* [WORK TO BE COMPLETED]:
Quote the records in full and leave their pictures out.

* [Website and app data records]:
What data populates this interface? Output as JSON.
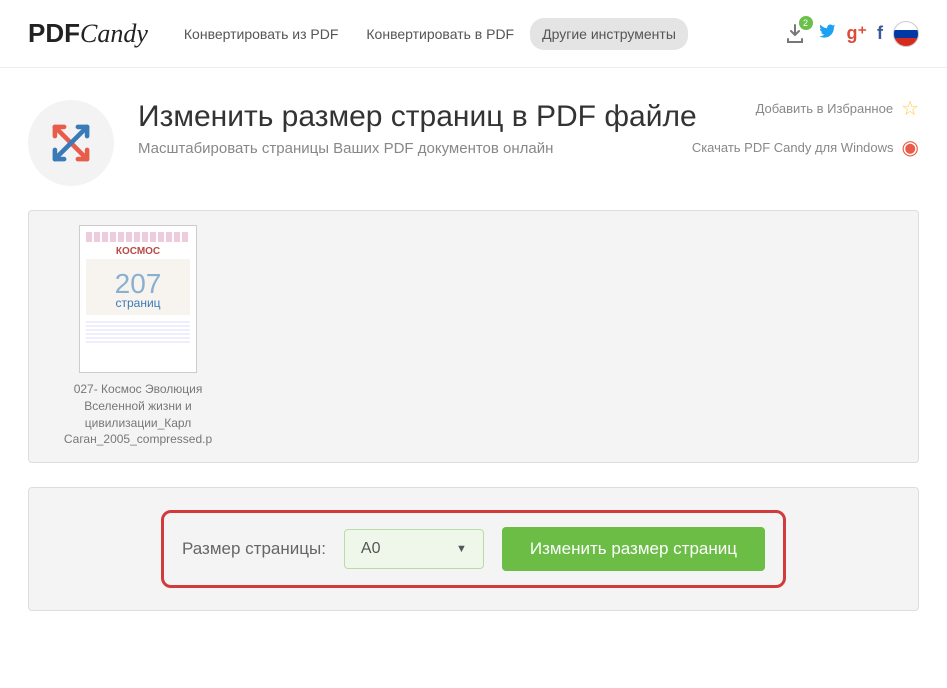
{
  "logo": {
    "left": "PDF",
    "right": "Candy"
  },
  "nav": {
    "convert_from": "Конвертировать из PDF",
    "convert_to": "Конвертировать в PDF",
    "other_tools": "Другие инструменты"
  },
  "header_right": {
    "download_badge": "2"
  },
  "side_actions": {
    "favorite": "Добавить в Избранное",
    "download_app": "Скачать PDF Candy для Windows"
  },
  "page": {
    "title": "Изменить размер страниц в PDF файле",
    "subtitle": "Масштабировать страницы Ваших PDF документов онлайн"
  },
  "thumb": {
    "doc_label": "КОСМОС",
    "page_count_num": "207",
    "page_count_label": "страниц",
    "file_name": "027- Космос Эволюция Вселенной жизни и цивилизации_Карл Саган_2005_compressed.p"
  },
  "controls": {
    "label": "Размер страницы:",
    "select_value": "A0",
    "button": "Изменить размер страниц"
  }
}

* [OUTPUT FOR THIS TASK]:
What data populates this interface? Output as JSON.
{
  "logo": {
    "left": "PDF",
    "right": "Candy"
  },
  "nav": {
    "convert_from": "Конвертировать из PDF",
    "convert_to": "Конвертировать в PDF",
    "other_tools": "Другие инструменты"
  },
  "header_right": {
    "download_badge": "2"
  },
  "side_actions": {
    "favorite": "Добавить в Избранное",
    "download_app": "Скачать PDF Candy для Windows"
  },
  "page": {
    "title": "Изменить размер страниц в PDF файле",
    "subtitle": "Масштабировать страницы Ваших PDF документов онлайн"
  },
  "thumb": {
    "doc_label": "КОСМОС",
    "page_count_num": "207",
    "page_count_label": "страниц",
    "file_name": "027- Космос Эволюция Вселенной жизни и цивилизации_Карл Саган_2005_compressed.p"
  },
  "controls": {
    "label": "Размер страницы:",
    "select_value": "A0",
    "button": "Изменить размер страниц"
  }
}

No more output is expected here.